> [Task]: Every line of the records below should be restated exactly.

-----

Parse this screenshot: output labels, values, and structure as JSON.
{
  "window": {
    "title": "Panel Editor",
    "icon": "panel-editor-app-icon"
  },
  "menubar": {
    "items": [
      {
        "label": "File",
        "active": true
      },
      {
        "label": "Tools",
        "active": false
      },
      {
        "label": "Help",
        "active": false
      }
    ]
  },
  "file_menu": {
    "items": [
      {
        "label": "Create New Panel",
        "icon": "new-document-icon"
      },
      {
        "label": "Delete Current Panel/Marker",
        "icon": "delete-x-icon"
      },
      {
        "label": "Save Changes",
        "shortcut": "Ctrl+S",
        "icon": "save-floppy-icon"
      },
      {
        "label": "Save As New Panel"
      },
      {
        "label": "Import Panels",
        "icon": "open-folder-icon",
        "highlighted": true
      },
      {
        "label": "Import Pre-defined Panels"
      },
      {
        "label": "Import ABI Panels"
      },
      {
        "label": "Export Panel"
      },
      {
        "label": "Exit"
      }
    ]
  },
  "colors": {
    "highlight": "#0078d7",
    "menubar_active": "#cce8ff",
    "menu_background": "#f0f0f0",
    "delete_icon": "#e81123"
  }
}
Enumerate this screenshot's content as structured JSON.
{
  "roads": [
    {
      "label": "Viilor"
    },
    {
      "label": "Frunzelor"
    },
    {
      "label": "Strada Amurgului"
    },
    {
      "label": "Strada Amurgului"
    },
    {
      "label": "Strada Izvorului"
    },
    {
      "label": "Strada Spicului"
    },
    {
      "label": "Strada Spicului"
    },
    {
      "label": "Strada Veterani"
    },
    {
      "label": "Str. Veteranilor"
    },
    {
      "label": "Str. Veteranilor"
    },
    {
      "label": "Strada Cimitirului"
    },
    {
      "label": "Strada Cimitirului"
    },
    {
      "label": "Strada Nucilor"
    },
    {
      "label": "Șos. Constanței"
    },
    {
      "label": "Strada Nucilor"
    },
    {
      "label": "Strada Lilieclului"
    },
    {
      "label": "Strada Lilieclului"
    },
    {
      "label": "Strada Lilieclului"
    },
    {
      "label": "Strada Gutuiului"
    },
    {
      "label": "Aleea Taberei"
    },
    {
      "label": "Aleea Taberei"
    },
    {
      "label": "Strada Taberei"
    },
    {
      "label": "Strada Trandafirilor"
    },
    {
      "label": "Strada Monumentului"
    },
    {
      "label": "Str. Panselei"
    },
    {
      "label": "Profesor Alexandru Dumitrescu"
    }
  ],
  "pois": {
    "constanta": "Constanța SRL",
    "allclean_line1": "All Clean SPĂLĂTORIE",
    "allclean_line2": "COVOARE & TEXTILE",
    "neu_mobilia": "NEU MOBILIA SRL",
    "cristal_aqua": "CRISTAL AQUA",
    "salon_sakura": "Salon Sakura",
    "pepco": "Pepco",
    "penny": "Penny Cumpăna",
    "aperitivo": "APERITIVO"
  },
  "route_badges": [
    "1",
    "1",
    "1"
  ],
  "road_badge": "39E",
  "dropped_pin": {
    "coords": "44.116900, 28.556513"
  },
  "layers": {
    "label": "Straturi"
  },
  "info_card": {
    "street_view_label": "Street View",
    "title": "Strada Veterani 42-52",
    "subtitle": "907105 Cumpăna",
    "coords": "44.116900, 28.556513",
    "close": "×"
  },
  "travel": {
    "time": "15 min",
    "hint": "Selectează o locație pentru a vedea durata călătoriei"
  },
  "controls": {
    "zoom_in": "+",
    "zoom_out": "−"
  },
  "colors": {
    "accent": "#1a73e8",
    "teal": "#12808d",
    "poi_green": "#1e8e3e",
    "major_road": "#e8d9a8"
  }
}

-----

> [Task output]:
Parse this screenshot: output labels, values, and structure as JSON.
{
  "window": {
    "title": "Panel Editor",
    "icon": "panel-editor-app-icon"
  },
  "menubar": {
    "items": [
      {
        "label": "File",
        "active": true
      },
      {
        "label": "Tools",
        "active": false
      },
      {
        "label": "Help",
        "active": false
      }
    ]
  },
  "file_menu": {
    "items": [
      {
        "label": "Create New Panel",
        "icon": "new-document-icon"
      },
      {
        "label": "Delete Current Panel/Marker",
        "icon": "delete-x-icon"
      },
      {
        "label": "Save Changes",
        "shortcut": "Ctrl+S",
        "icon": "save-floppy-icon"
      },
      {
        "label": "Save As New Panel"
      },
      {
        "label": "Import Panels",
        "icon": "open-folder-icon",
        "highlighted": true
      },
      {
        "label": "Import Pre-defined Panels"
      },
      {
        "label": "Import ABI Panels"
      },
      {
        "label": "Export Panel"
      },
      {
        "label": "Exit"
      }
    ]
  },
  "colors": {
    "highlight": "#0078d7",
    "menubar_active": "#cce8ff",
    "menu_background": "#f0f0f0",
    "delete_icon": "#e81123"
  }
}
Enumerate this screenshot's content as structured JSON.
{
  "roads": [
    {
      "label": "Viilor"
    },
    {
      "label": "Frunzelor"
    },
    {
      "label": "Strada Amurgului"
    },
    {
      "label": "Strada Amurgului"
    },
    {
      "label": "Strada Izvorului"
    },
    {
      "label": "Strada Spicului"
    },
    {
      "label": "Strada Spicului"
    },
    {
      "label": "Strada Veterani"
    },
    {
      "label": "Str. Veteranilor"
    },
    {
      "label": "Str. Veteranilor"
    },
    {
      "label": "Strada Cimitirului"
    },
    {
      "label": "Strada Cimitirului"
    },
    {
      "label": "Strada Nucilor"
    },
    {
      "label": "Șos. Constanței"
    },
    {
      "label": "Strada Nucilor"
    },
    {
      "label": "Strada Lilieclului"
    },
    {
      "label": "Strada Lilieclului"
    },
    {
      "label": "Strada Lilieclului"
    },
    {
      "label": "Strada Gutuiului"
    },
    {
      "label": "Aleea Taberei"
    },
    {
      "label": "Aleea Taberei"
    },
    {
      "label": "Strada Taberei"
    },
    {
      "label": "Strada Trandafirilor"
    },
    {
      "label": "Strada Monumentului"
    },
    {
      "label": "Str. Panselei"
    },
    {
      "label": "Profesor Alexandru Dumitrescu"
    }
  ],
  "pois": {
    "constanta": "Constanța SRL",
    "allclean_line1": "All Clean SPĂLĂTORIE",
    "allclean_line2": "COVOARE & TEXTILE",
    "neu_mobilia": "NEU MOBILIA SRL",
    "cristal_aqua": "CRISTAL AQUA",
    "salon_sakura": "Salon Sakura",
    "pepco": "Pepco",
    "penny": "Penny Cumpăna",
    "aperitivo": "APERITIVO"
  },
  "route_badges": [
    "1",
    "1",
    "1"
  ],
  "road_badge": "39E",
  "dropped_pin": {
    "coords": "44.116900, 28.556513"
  },
  "layers": {
    "label": "Straturi"
  },
  "info_card": {
    "street_view_label": "Street View",
    "title": "Strada Veterani 42-52",
    "subtitle": "907105 Cumpăna",
    "coords": "44.116900, 28.556513",
    "close": "×"
  },
  "travel": {
    "time": "15 min",
    "hint": "Selectează o locație pentru a vedea durata călătoriei"
  },
  "controls": {
    "zoom_in": "+",
    "zoom_out": "−"
  },
  "colors": {
    "accent": "#1a73e8",
    "teal": "#12808d",
    "poi_green": "#1e8e3e",
    "major_road": "#e8d9a8"
  }
}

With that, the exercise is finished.